Applying the simplest analysis - it was in the ADC builds. It was pulled just before the GM. QED - it's coming but it missed the cutoff date for the release.
Quite why Apple can't simply be upfront about that I don't know - it's the iPhone SDK all over again - at no point did they say one wasn't coming, at no point did they say one was coming, instead leaving people to interpret the statements from Steve Jobs for clues.
More seriously - and no one is commenting here - there are reports that Java 5 is broken on Leopard, so I'd wager their Java developers have been put onto fixing that first, before completing Java 6.
Making an educated guess after reading the Ars review, and the nature of the problems people are reporting, it probably relates to the changes in the way the UI is being rendered on Leopard (which given the way Apple's Java implentation uses native widgets where possible will have affected Java).
(The version of Ruby, on the other hand, exists as a bridge on top of Cocoa, so presumably doesn't have the same issues, as the underlying changes are abstracted by the Cocoa layer).
>Why can't people just install Java 1.6 as released for BSD, or Linux?
>Yes, it would need a recompile, but it ought to work. Isn't that the point of Posix?
I'd imagine you'd also have to run the UI within X11 (if there is a GUI version of Java that runs on standard X?).
As I understand it, the Linux version of Java uses GTK or a similar UI library that hasn't been ported to OS X.
To reply to some criticisms (therefore making me an irrational fanboy)
>lol the way Mac users go on and on about how stable their OS is, how full of features and how it never crashes amazes me.
Well, generally speaking, it IS a lot more stable. Generally speaking, it doesn't crash.
If that amazes you, then you're making the erroneous presumption that most OS crash like Windows/Classic MacOS (historically) did. The instability of microcomputer OS was more of an aberation from the norm than the norm.
(Yes, every OS I've used has had bugs and quirks).
I think what you actually mean is 'I've been waiting to feel this moment of schadenfreude for some time'.
What is evident is that Apple's quality control has really gone downhill this year - a real feeling that shipping dates are taking priority over quality.
It turns out the BSOD on the upgrade is most likely caused by a Logitech installed kernel hack, but it's not as if Logitech mice are actually uncommon (although maybe inside Apple's test facilities?).
>In Microsoft's world, that's called a "Service Pack" and it automatically installs overnight. For free

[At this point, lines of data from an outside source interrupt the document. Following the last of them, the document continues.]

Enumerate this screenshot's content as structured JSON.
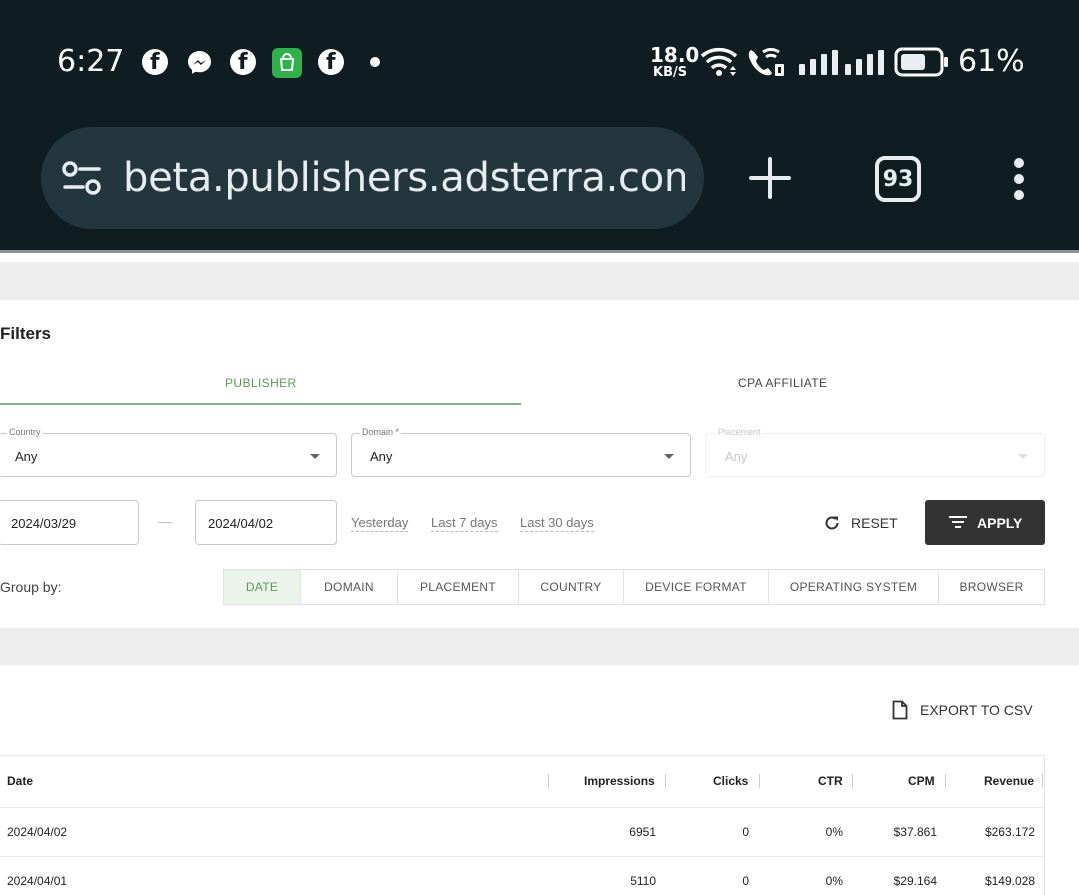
{
  "status": {
    "time": "6:27",
    "speed_value": "18.0",
    "speed_unit": "KB/S",
    "battery": "61%"
  },
  "browser": {
    "url": "beta.publishers.adsterra.com/s",
    "tab_count": "93"
  },
  "filters": {
    "title": "Filters",
    "tabs": [
      {
        "label": "PUBLISHER",
        "active": true
      },
      {
        "label": "CPA AFFILIATE",
        "active": false
      }
    ],
    "country": {
      "label": "Country",
      "value": "Any"
    },
    "domain": {
      "label": "Domain *",
      "value": "Any"
    },
    "placement": {
      "label": "Placement",
      "value": "Any",
      "disabled": true
    },
    "date_from": "2024/03/29",
    "date_separator": "—",
    "date_to": "2024/04/02",
    "quick_ranges": [
      "Yesterday",
      "Last 7 days",
      "Last 30 days"
    ],
    "reset_label": "RESET",
    "apply_label": "APPLY",
    "group_by_label": "Group by:",
    "group_by": [
      "DATE",
      "DOMAIN",
      "PLACEMENT",
      "COUNTRY",
      "DEVICE FORMAT",
      "OPERATING SYSTEM",
      "BROWSER"
    ],
    "group_by_active": "DATE"
  },
  "report": {
    "export_label": "EXPORT TO CSV",
    "columns": [
      "Date",
      "Impressions",
      "Clicks",
      "CTR",
      "CPM",
      "Revenue"
    ],
    "rows": [
      [
        "2024/04/02",
        "6951",
        "0",
        "0%",
        "$37.861",
        "$263.172"
      ],
      [
        "2024/04/01",
        "5110",
        "0",
        "0%",
        "$29.164",
        "$149.028"
      ]
    ]
  },
  "colors": {
    "accent_green": "#5a9b5c",
    "apply_bg": "#333333",
    "statusbar_bg": "#0f1c22"
  }
}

Not quite. Service packs are largely funded by the huge number of corporate annual licences - i.e. they are an expected part of what we pay for.

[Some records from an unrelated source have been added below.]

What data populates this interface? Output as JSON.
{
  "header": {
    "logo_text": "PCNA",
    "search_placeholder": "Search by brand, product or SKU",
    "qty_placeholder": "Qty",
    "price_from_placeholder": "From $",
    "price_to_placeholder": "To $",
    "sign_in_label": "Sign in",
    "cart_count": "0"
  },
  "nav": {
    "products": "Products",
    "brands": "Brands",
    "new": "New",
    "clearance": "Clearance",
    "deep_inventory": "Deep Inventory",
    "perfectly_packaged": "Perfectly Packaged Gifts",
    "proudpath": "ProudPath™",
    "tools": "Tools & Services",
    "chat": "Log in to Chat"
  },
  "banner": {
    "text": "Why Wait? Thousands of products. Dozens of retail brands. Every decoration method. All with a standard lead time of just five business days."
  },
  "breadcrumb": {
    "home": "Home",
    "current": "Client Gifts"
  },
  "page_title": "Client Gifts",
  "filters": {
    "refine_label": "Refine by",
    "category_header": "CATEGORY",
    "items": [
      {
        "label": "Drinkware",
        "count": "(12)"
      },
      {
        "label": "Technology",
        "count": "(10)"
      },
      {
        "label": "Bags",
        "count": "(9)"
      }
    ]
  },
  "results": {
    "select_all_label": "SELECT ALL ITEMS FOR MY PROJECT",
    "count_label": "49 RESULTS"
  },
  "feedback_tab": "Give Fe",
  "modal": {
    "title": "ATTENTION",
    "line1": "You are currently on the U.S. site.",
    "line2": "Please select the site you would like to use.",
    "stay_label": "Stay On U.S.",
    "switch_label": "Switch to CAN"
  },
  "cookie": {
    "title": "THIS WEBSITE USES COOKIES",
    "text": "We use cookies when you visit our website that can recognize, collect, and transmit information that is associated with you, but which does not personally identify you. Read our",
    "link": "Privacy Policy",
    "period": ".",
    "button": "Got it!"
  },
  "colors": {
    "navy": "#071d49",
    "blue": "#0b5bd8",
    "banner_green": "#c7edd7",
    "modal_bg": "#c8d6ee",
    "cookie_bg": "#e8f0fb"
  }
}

Apple's revenue model is quite different. (It's more like giving Visual Studio away for free but charging users for new versions of .NET).
There's also a lot of change under the hood - go read the Ars review for detail.

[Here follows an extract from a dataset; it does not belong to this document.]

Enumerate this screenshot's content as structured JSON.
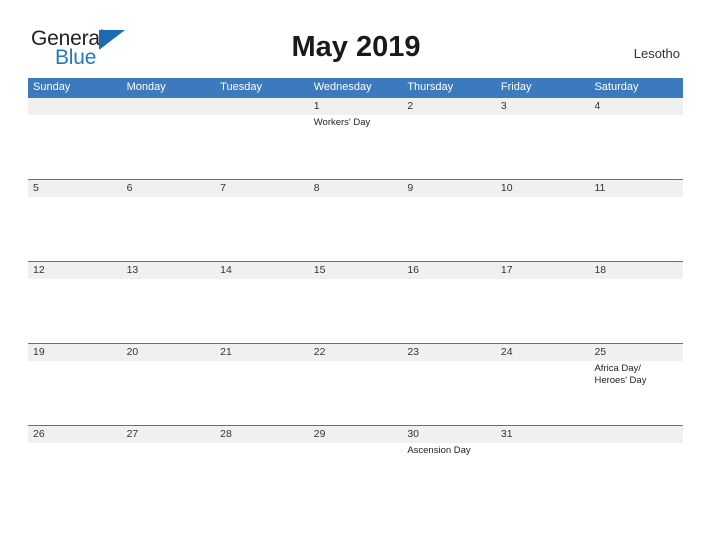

>Does the average Mac user even know what a compiler is?
Hoho indeed. Compared to the average Windows user, quite possibly.
I'm basing that on the smaller number of Mac users, full stop, and the proportionally large number at developer conferences, suggesting that a higher percentage of Mac users are developers - although this percentage is obviously declining as the Mac
crawls out from it's 'design' niche into becoming a popular consumer machine.
Which is why this is an issue - their developer communications strategy is a joke, as is their enterprise marketing. As the focus swings towards the consumer side of the business, these communities need reassurance they are not being abandoned - and we expect to be treated in a more grown-up manner than removing features with no explanation and deleting comments.
We can handle things missing their delivery date (software developers are generally more understanding than consumers in that respect because most of us have done it).
>you're too stupid to use GNU/Linux
And this one just made me smile . . half the time it's supposed to be so easy to use, anyone can. The rest of the time, using Linux is somehow a sign of intelligence. (Just like reading Book A or listening to Band X is somehow a sign of intelligence). Clue - you are not what you install.